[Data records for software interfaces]

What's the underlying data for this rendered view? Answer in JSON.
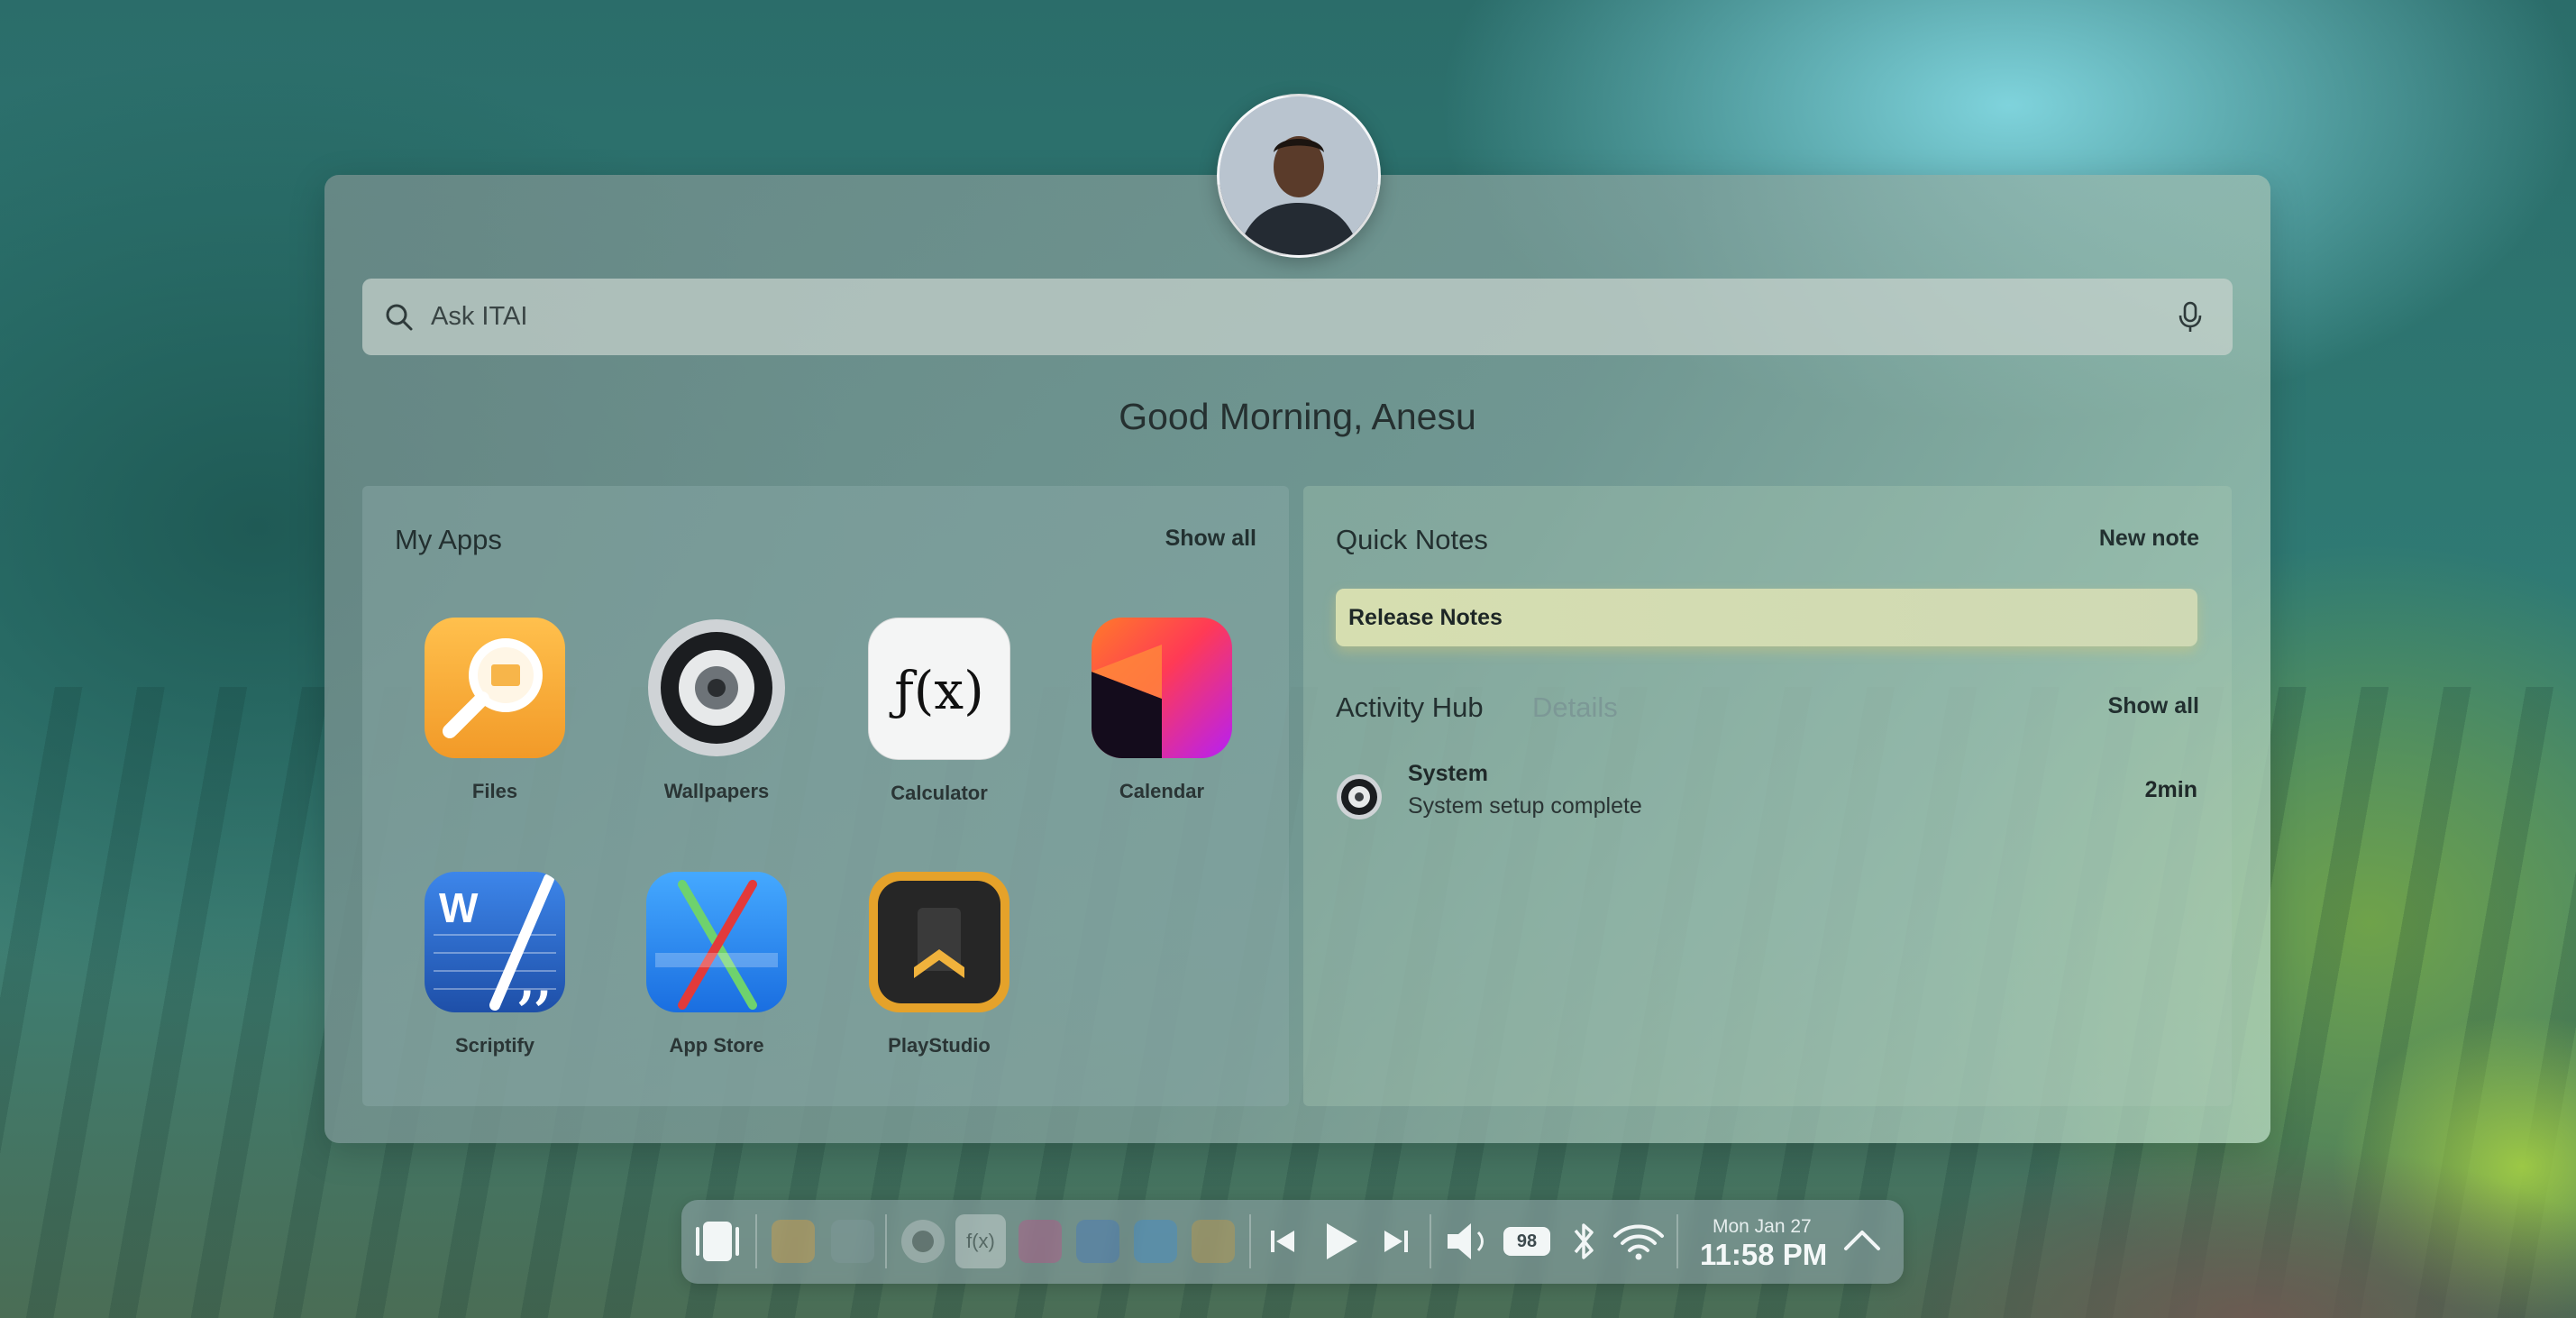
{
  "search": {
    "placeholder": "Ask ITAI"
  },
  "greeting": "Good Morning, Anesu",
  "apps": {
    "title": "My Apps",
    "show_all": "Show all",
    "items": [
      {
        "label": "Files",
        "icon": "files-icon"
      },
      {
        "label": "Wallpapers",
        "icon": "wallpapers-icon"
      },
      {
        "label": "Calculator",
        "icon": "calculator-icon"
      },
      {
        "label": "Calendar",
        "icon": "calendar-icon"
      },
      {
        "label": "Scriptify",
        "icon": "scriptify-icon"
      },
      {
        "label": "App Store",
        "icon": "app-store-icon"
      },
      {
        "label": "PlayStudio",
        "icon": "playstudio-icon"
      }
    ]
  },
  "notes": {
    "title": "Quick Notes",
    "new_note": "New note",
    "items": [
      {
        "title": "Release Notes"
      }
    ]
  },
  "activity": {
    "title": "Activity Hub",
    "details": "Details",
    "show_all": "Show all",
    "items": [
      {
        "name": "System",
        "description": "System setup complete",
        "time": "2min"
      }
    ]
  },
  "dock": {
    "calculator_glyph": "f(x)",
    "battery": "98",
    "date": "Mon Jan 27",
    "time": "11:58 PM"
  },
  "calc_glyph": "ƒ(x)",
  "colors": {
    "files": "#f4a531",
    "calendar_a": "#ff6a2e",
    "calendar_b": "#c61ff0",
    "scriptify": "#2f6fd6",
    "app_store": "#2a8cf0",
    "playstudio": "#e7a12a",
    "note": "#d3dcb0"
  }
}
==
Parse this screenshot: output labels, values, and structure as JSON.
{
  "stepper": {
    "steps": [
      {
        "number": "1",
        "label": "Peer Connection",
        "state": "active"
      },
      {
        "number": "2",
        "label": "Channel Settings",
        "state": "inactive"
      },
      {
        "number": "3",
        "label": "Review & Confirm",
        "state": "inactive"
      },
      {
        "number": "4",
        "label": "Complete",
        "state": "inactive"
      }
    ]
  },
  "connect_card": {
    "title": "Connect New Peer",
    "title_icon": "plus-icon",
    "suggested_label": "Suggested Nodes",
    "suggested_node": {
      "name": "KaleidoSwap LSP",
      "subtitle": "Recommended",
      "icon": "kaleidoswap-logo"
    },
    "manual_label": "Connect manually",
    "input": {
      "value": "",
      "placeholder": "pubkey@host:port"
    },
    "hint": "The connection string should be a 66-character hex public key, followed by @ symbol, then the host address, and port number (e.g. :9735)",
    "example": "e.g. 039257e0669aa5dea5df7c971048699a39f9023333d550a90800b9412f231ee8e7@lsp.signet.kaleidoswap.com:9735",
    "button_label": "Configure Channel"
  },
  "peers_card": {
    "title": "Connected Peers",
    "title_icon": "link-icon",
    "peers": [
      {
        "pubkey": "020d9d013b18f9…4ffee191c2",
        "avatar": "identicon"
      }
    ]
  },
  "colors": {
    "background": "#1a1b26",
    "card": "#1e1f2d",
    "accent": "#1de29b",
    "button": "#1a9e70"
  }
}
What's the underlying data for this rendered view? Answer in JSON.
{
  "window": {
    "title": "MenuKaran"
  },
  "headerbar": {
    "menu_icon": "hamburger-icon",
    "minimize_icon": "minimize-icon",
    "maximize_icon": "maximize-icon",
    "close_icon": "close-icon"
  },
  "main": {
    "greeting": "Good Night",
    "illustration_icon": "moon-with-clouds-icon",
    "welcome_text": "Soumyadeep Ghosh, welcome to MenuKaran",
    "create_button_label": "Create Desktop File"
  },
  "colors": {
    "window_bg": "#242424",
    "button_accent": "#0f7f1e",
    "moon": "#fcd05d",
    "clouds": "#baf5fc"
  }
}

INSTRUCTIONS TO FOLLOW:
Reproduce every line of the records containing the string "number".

RESPONSE TO THIS TASK:
        "number": "1",
        "number": "2",
        "number": "3",
        "number": "4",
    "hint": "The connection string should be a 66-character hex public key, followed by @ symbol, then the host address, and port number (e.g. :9735)",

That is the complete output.